#### Material provided
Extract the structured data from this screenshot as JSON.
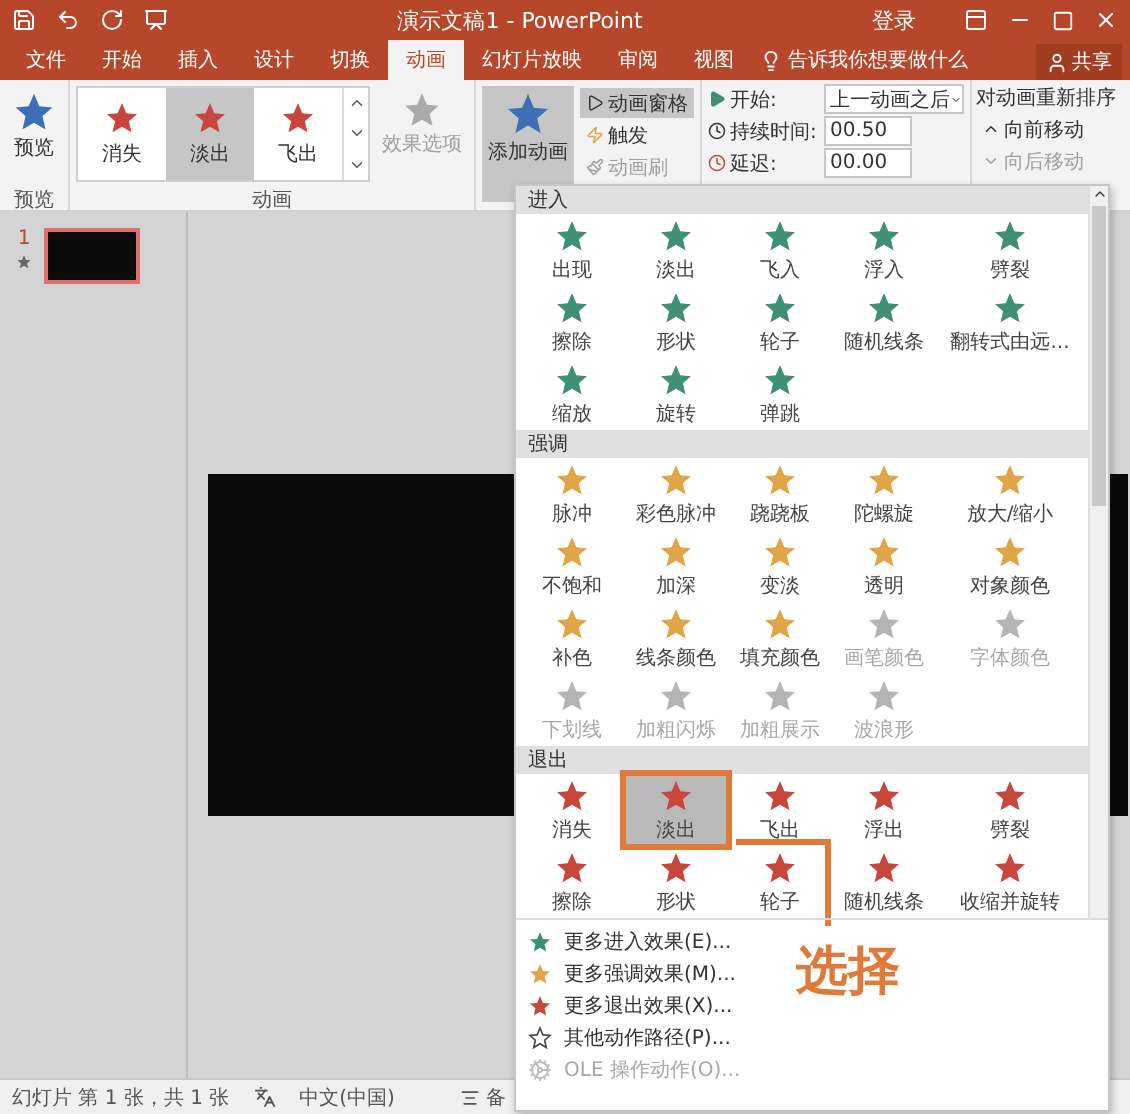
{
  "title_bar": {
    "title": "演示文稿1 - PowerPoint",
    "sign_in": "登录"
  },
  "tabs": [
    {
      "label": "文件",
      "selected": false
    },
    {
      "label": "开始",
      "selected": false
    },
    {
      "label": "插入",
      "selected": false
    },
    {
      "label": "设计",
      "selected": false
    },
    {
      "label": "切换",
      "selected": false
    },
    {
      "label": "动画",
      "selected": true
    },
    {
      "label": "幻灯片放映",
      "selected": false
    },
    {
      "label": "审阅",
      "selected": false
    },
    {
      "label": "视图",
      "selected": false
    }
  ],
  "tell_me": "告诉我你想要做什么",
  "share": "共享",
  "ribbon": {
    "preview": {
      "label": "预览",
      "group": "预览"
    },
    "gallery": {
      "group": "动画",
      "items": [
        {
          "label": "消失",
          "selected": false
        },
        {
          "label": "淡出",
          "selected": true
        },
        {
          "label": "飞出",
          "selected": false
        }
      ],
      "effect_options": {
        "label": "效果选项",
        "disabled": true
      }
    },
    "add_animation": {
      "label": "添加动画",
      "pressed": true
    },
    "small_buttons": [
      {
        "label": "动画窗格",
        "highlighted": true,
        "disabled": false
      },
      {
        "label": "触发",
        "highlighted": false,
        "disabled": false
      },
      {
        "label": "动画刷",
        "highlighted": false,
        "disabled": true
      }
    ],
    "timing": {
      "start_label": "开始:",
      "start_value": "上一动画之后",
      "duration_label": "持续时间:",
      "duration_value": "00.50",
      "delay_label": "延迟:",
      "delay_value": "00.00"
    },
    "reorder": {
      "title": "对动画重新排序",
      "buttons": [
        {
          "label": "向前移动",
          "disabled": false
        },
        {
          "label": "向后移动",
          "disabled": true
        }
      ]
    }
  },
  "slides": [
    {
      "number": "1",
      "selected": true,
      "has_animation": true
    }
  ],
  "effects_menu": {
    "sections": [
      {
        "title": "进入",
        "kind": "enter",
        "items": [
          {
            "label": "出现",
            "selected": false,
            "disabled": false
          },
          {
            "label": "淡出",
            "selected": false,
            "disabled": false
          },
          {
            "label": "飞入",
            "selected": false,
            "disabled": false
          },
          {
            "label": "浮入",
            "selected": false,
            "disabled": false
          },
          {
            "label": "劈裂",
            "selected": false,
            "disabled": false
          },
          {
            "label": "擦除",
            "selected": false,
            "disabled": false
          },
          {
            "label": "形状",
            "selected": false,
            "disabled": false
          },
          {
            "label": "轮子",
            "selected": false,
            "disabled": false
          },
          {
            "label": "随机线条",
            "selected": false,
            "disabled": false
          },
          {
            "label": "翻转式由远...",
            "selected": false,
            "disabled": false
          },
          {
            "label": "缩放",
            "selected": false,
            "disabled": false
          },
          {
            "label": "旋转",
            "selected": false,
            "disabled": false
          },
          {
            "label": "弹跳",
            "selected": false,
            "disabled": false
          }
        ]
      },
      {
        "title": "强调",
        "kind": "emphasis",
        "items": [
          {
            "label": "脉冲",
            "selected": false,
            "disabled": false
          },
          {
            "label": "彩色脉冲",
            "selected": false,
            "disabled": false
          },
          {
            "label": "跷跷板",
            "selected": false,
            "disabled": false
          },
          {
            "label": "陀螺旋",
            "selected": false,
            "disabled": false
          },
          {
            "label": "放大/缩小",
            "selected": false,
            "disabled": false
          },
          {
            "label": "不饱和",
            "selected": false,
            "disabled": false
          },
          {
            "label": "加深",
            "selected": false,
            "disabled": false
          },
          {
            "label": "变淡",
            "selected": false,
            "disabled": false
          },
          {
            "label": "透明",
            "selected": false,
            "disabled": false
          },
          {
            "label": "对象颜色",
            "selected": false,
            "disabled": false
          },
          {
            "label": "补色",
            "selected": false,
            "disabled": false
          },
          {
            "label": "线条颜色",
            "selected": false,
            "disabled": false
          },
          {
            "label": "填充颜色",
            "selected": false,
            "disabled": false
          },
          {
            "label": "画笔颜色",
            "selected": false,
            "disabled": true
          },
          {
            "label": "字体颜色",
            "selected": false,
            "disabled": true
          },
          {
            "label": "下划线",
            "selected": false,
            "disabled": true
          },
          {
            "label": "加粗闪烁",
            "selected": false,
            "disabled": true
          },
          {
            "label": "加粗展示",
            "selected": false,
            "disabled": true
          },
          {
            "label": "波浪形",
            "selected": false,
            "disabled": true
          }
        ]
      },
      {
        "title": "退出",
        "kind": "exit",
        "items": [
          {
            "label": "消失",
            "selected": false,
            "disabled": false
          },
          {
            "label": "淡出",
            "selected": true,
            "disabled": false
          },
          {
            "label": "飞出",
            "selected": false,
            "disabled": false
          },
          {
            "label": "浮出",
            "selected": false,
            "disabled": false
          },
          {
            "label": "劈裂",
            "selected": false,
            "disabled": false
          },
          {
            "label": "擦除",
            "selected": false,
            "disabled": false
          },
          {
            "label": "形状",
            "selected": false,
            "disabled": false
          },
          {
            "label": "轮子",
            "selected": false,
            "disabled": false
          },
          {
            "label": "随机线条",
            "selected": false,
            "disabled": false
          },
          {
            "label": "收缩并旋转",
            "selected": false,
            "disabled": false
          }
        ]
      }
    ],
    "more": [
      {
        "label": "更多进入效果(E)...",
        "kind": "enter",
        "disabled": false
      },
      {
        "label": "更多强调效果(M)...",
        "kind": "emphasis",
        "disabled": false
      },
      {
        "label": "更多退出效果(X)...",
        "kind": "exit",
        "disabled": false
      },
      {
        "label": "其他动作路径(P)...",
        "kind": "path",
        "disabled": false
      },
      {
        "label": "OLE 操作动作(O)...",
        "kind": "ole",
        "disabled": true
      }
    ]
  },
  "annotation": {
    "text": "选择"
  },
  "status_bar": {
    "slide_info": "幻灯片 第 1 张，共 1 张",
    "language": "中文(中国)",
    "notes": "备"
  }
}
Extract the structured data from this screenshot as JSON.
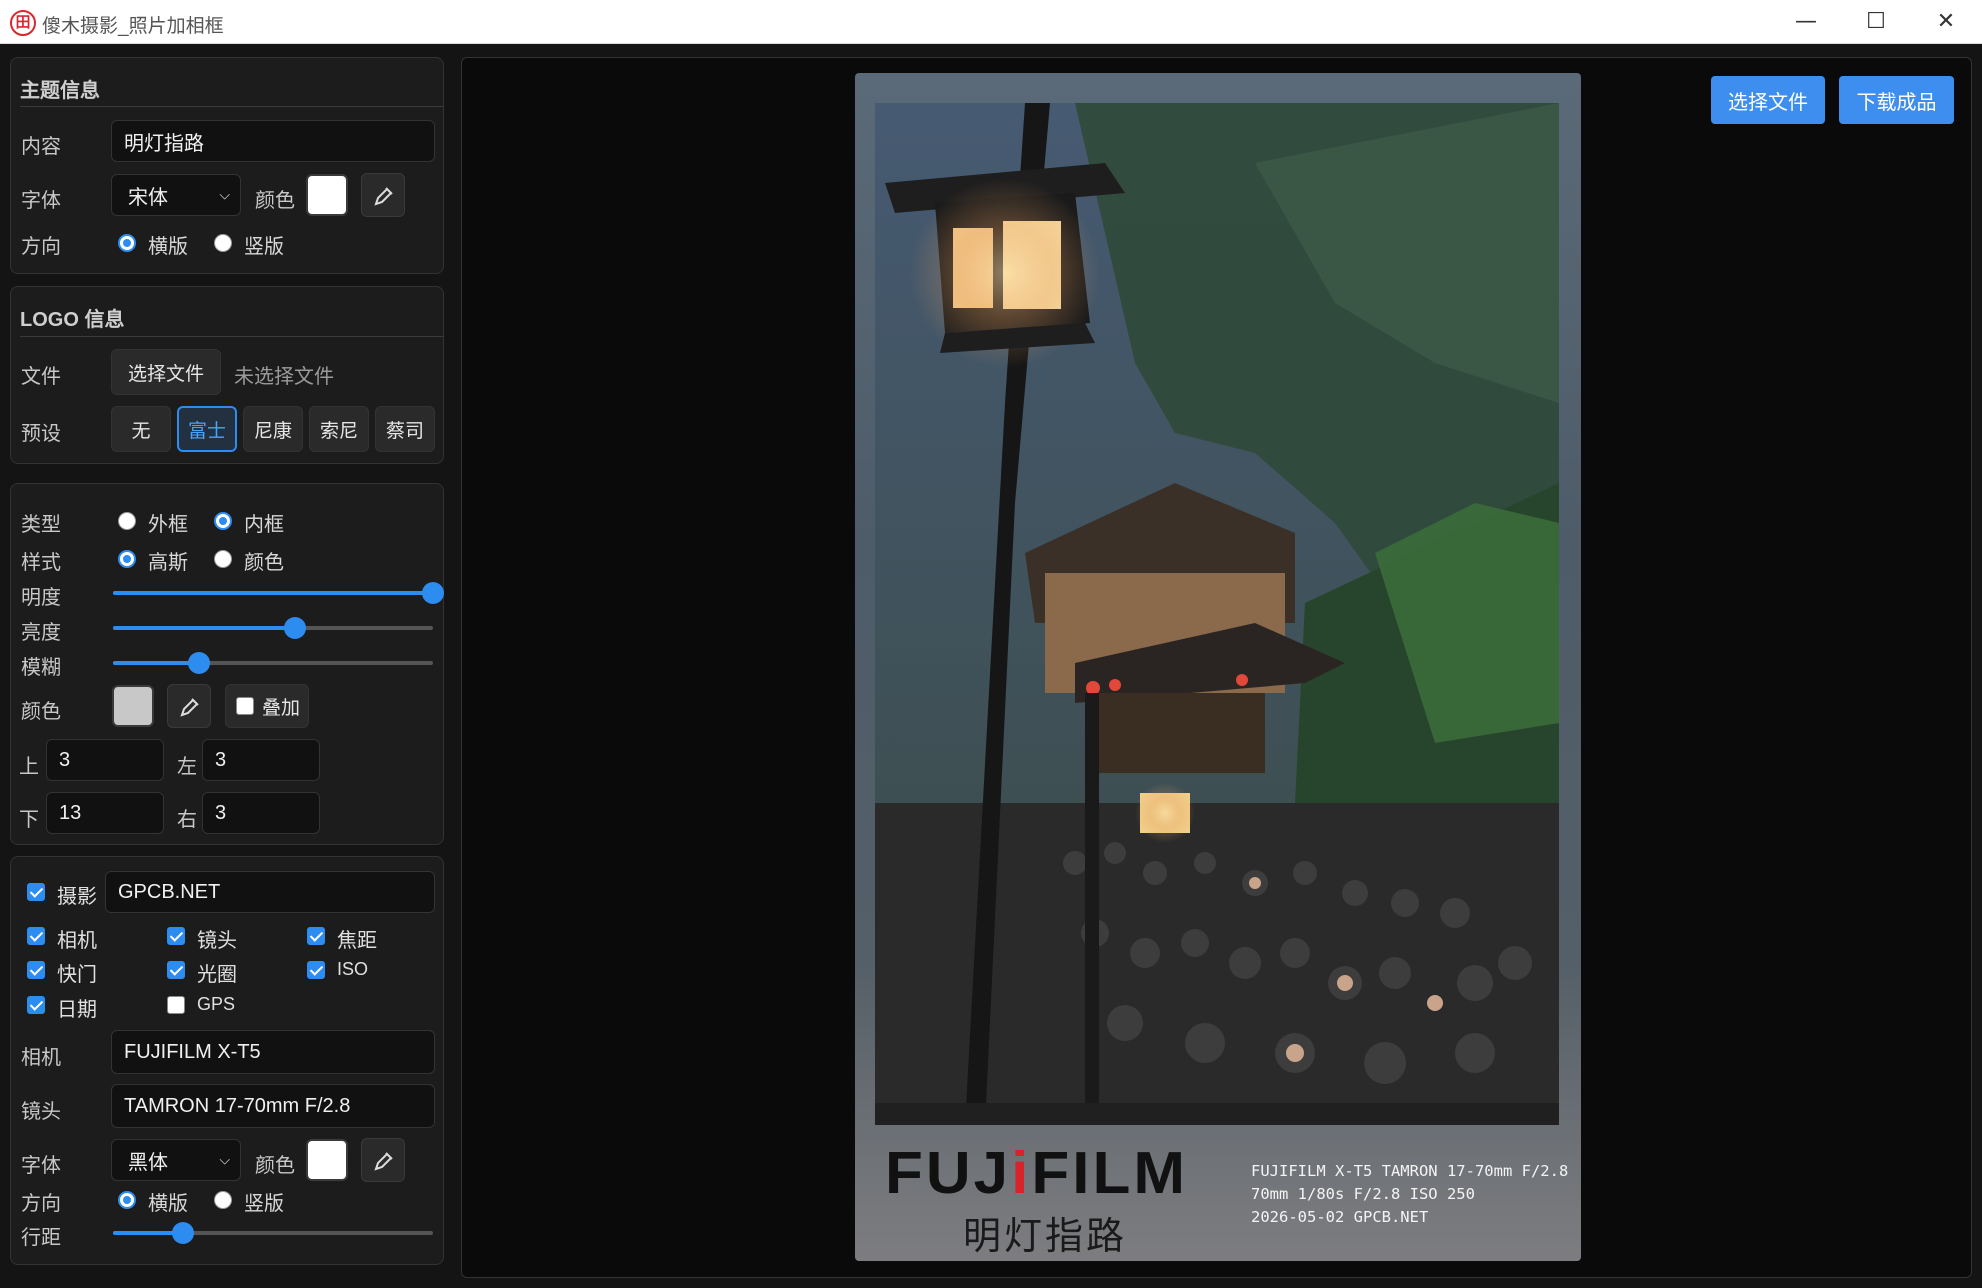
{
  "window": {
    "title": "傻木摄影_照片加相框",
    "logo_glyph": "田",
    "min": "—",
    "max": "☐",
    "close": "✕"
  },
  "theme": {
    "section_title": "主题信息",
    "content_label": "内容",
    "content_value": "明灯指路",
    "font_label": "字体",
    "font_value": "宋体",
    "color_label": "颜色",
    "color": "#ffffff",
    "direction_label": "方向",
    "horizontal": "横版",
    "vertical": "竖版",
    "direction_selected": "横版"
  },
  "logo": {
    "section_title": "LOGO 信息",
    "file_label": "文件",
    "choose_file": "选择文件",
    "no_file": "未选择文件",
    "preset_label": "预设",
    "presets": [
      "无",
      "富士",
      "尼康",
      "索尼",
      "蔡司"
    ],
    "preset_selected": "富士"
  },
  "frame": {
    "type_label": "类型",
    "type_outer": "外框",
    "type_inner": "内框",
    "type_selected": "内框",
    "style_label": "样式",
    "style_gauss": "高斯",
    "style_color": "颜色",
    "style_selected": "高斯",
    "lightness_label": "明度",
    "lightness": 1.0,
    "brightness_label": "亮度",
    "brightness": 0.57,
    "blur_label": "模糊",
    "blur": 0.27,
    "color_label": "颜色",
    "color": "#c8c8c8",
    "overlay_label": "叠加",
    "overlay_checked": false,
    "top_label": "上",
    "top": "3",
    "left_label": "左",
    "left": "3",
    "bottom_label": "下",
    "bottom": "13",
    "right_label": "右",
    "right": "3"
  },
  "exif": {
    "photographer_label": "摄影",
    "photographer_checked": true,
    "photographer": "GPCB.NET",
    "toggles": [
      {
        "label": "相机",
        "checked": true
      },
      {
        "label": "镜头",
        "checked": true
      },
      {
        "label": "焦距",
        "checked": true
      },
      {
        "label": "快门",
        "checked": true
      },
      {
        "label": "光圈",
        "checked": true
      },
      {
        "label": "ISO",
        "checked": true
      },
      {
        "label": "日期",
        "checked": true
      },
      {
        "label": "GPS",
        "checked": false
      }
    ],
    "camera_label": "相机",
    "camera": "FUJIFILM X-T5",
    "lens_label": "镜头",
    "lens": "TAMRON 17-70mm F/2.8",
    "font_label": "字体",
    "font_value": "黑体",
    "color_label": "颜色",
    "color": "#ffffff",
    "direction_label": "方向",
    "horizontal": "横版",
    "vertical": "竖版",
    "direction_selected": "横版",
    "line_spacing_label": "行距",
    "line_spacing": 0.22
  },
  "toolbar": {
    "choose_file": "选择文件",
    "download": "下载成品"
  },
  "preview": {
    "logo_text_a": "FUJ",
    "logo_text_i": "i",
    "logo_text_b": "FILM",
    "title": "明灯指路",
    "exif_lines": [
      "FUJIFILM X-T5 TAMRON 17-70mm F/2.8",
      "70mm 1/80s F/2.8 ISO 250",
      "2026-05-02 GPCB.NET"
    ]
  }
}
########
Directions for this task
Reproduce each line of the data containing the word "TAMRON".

Answer to this problem
    "lens": "TAMRON 17-70mm F/2.8",
      "FUJIFILM X-T5 TAMRON 17-70mm F/2.8",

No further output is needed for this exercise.